**EXERCISE GOAL**. The material below must be retyped in full, with every line kept exactly as it is.

**GIVEN DATA**.
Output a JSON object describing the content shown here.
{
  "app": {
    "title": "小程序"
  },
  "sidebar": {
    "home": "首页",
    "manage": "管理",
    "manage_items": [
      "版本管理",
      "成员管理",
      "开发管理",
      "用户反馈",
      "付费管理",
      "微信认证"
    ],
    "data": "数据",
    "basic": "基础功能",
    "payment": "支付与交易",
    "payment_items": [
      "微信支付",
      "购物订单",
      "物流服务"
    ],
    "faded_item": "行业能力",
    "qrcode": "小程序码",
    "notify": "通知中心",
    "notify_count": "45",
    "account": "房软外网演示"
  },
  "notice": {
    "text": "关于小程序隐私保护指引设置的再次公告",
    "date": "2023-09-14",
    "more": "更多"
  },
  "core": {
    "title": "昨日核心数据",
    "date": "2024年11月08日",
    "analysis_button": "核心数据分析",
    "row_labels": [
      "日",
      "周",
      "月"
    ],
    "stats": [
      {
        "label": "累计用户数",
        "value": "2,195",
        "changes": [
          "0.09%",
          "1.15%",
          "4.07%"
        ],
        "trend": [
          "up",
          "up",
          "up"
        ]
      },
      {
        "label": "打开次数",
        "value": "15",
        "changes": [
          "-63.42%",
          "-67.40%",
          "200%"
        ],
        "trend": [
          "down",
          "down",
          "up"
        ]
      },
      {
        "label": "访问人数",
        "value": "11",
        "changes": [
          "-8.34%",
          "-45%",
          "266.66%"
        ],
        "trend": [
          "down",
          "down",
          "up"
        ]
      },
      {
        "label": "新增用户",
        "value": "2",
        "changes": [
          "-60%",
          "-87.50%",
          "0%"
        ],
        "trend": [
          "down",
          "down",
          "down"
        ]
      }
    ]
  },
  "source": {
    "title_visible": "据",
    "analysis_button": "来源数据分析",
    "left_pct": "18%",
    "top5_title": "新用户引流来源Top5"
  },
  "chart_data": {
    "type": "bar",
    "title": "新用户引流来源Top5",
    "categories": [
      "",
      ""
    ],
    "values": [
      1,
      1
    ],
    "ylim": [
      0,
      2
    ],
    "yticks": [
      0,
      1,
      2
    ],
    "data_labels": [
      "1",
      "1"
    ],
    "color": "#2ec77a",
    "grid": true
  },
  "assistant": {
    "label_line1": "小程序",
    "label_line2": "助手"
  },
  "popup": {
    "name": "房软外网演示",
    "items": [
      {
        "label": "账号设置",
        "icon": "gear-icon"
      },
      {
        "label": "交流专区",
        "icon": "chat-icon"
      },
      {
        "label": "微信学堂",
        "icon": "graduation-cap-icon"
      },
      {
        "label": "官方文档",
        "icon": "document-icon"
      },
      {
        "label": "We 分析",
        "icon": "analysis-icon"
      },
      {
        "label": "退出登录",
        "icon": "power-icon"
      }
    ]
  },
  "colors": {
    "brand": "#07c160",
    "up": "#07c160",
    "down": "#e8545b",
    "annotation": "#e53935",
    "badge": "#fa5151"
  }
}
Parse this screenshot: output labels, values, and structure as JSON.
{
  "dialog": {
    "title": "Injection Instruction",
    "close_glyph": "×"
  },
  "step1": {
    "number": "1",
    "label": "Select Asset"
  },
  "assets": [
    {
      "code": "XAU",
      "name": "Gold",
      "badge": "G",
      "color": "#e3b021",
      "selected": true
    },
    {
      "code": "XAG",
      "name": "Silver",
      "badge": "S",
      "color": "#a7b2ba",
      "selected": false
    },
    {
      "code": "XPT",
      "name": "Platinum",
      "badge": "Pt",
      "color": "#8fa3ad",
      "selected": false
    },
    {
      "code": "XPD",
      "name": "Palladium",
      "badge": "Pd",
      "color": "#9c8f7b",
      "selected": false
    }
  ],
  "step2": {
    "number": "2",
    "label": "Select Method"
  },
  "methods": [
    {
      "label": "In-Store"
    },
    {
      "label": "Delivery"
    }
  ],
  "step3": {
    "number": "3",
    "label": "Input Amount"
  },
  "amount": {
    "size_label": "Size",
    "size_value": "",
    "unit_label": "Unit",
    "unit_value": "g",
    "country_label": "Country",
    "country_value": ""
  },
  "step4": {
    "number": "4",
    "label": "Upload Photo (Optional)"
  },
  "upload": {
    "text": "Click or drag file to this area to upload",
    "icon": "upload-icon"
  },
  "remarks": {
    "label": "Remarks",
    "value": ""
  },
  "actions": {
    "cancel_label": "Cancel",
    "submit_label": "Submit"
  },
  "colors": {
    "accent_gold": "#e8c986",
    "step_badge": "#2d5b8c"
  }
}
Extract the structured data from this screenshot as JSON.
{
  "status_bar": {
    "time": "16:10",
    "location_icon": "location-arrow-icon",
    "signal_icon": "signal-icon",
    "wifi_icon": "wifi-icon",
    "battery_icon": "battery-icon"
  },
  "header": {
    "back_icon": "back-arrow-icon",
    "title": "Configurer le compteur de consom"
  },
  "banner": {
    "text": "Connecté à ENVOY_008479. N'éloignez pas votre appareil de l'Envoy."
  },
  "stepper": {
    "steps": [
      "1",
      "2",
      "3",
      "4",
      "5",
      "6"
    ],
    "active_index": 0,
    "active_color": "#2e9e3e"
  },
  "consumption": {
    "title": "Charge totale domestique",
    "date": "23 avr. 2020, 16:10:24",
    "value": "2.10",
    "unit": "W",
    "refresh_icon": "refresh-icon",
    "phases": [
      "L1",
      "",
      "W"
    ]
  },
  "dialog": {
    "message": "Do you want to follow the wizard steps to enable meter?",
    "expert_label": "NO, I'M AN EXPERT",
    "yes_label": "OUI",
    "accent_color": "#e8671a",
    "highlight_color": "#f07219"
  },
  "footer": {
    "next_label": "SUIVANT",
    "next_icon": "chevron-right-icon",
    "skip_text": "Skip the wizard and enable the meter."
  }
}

**ANSWER SPACE**.
Output a JSON object describing the content shown here.
{
  "app": {
    "title": "小程序"
  },
  "sidebar": {
    "home": "首页",
    "manage": "管理",
    "manage_items": [
      "版本管理",
      "成员管理",
      "开发管理",
      "用户反馈",
      "付费管理",
      "微信认证"
    ],
    "data": "数据",
    "basic": "基础功能",
    "payment": "支付与交易",
    "payment_items": [
      "微信支付",
      "购物订单",
      "物流服务"
    ],
    "faded_item": "行业能力",
    "qrcode": "小程序码",
    "notify": "通知中心",
    "notify_count": "45",
    "account": "房软外网演示"
  },
  "notice": {
    "text": "关于小程序隐私保护指引设置的再次公告",
    "date": "2023-09-14",
    "more": "更多"
  },
  "core": {
    "title": "昨日核心数据",
    "date": "2024年11月08日",
    "analysis_button": "核心数据分析",
    "row_labels": [
      "日",
      "周",
      "月"
    ],
    "stats": [
      {
        "label": "累计用户数",
        "value": "2,195",
        "changes": [
          "0.09%",
          "1.15%",
          "4.07%"
        ],
        "trend": [
          "up",
          "up",
          "up"
        ]
      },
      {
        "label": "打开次数",
        "value": "15",
        "changes": [
          "-63.42%",
          "-67.40%",
          "200%"
        ],
        "trend": [
          "down",
          "down",
          "up"
        ]
      },
      {
        "label": "访问人数",
        "value": "11",
        "changes": [
          "-8.34%",
          "-45%",
          "266.66%"
        ],
        "trend": [
          "down",
          "down",
          "up"
        ]
      },
      {
        "label": "新增用户",
        "value": "2",
        "changes": [
          "-60%",
          "-87.50%",
          "0%"
        ],
        "trend": [
          "down",
          "down",
          "down"
        ]
      }
    ]
  },
  "source": {
    "title_visible": "据",
    "analysis_button": "来源数据分析",
    "left_pct": "18%",
    "top5_title": "新用户引流来源Top5"
  },
  "chart_data": {
    "type": "bar",
    "title": "新用户引流来源Top5",
    "categories": [
      "",
      ""
    ],
    "values": [
      1,
      1
    ],
    "ylim": [
      0,
      2
    ],
    "yticks": [
      0,
      1,
      2
    ],
    "data_labels": [
      "1",
      "1"
    ],
    "color": "#2ec77a",
    "grid": true
  },
  "assistant": {
    "label_line1": "小程序",
    "label_line2": "助手"
  },
  "popup": {
    "name": "房软外网演示",
    "items": [
      {
        "label": "账号设置",
        "icon": "gear-icon"
      },
      {
        "label": "交流专区",
        "icon": "chat-icon"
      },
      {
        "label": "微信学堂",
        "icon": "graduation-cap-icon"
      },
      {
        "label": "官方文档",
        "icon": "document-icon"
      },
      {
        "label": "We 分析",
        "icon": "analysis-icon"
      },
      {
        "label": "退出登录",
        "icon": "power-icon"
      }
    ]
  },
  "colors": {
    "brand": "#07c160",
    "up": "#07c160",
    "down": "#e8545b",
    "annotation": "#e53935",
    "badge": "#fa5151"
  }
}
Parse this screenshot: output labels, values, and structure as JSON.
{
  "dialog": {
    "title": "Injection Instruction",
    "close_glyph": "×"
  },
  "step1": {
    "number": "1",
    "label": "Select Asset"
  },
  "assets": [
    {
      "code": "XAU",
      "name": "Gold",
      "badge": "G",
      "color": "#e3b021",
      "selected": true
    },
    {
      "code": "XAG",
      "name": "Silver",
      "badge": "S",
      "color": "#a7b2ba",
      "selected": false
    },
    {
      "code": "XPT",
      "name": "Platinum",
      "badge": "Pt",
      "color": "#8fa3ad",
      "selected": false
    },
    {
      "code": "XPD",
      "name": "Palladium",
      "badge": "Pd",
      "color": "#9c8f7b",
      "selected": false
    }
  ],
  "step2": {
    "number": "2",
    "label": "Select Method"
  },
  "methods": [
    {
      "label": "In-Store"
    },
    {
      "label": "Delivery"
    }
  ],
  "step3": {
    "number": "3",
    "label": "Input Amount"
  },
  "amount": {
    "size_label": "Size",
    "size_value": "",
    "unit_label": "Unit",
    "unit_value": "g",
    "country_label": "Country",
    "country_value": ""
  },
  "step4": {
    "number": "4",
    "label": "Upload Photo (Optional)"
  },
  "upload": {
    "text": "Click or drag file to this area to upload",
    "icon": "upload-icon"
  },
  "remarks": {
    "label": "Remarks",
    "value": ""
  },
  "actions": {
    "cancel_label": "Cancel",
    "submit_label": "Submit"
  },
  "colors": {
    "accent_gold": "#e8c986",
    "step_badge": "#2d5b8c"
  }
}
Extract the structured data from this screenshot as JSON.
{
  "status_bar": {
    "time": "16:10",
    "location_icon": "location-arrow-icon",
    "signal_icon": "signal-icon",
    "wifi_icon": "wifi-icon",
    "battery_icon": "battery-icon"
  },
  "header": {
    "back_icon": "back-arrow-icon",
    "title": "Configurer le compteur de consom"
  },
  "banner": {
    "text": "Connecté à ENVOY_008479. N'éloignez pas votre appareil de l'Envoy."
  },
  "stepper": {
    "steps": [
      "1",
      "2",
      "3",
      "4",
      "5",
      "6"
    ],
    "active_index": 0,
    "active_color": "#2e9e3e"
  },
  "consumption": {
    "title": "Charge totale domestique",
    "date": "23 avr. 2020, 16:10:24",
    "value": "2.10",
    "unit": "W",
    "refresh_icon": "refresh-icon",
    "phases": [
      "L1",
      "",
      "W"
    ]
  },
  "dialog": {
    "message": "Do you want to follow the wizard steps to enable meter?",
    "expert_label": "NO, I'M AN EXPERT",
    "yes_label": "OUI",
    "accent_color": "#e8671a",
    "highlight_color": "#f07219"
  },
  "footer": {
    "next_label": "SUIVANT",
    "next_icon": "chevron-right-icon",
    "skip_text": "Skip the wizard and enable the meter."
  }
}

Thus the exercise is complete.